■ **Data to examine**
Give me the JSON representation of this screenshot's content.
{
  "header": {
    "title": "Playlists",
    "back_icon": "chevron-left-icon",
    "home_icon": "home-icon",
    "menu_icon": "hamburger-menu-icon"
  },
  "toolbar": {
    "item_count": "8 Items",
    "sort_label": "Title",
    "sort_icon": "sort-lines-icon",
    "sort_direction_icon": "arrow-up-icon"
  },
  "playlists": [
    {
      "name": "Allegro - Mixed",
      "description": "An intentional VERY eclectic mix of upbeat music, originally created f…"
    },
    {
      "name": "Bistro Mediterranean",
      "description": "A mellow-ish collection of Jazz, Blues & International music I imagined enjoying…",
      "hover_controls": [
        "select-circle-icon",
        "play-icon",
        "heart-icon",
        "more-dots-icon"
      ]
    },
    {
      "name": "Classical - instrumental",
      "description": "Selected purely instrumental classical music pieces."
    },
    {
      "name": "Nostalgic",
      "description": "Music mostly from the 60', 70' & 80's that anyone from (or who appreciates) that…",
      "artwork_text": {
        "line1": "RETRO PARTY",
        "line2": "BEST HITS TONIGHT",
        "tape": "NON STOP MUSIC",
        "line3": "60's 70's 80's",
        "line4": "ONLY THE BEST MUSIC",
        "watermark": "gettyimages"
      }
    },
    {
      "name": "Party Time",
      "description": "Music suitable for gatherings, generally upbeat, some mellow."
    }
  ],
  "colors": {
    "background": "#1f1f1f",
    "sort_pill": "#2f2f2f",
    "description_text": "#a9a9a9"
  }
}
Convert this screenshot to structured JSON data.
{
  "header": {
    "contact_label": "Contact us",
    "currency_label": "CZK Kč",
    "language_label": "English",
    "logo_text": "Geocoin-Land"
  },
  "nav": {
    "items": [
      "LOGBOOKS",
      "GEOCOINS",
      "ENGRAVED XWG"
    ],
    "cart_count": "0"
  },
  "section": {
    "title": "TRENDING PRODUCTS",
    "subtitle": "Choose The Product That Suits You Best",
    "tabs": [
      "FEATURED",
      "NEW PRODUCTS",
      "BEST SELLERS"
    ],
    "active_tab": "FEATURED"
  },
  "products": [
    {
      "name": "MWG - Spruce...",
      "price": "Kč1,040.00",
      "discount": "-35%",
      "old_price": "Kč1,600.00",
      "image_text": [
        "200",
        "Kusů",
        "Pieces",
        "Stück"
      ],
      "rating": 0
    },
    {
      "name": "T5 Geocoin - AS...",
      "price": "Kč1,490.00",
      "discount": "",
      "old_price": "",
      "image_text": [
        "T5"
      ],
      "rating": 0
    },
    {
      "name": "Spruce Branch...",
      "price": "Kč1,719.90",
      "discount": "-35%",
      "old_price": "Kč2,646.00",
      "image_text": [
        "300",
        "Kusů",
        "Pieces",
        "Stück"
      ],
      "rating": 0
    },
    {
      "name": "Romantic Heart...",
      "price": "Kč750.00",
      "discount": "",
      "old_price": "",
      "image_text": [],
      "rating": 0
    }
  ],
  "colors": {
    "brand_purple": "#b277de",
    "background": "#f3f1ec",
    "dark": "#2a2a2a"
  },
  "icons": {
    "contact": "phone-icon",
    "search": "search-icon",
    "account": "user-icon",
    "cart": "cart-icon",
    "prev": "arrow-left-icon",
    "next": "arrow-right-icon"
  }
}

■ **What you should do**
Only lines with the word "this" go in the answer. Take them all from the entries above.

■ **Task answer**
Give me the JSON representation of this screenshot's content.
Convert this screenshot to structured JSON data.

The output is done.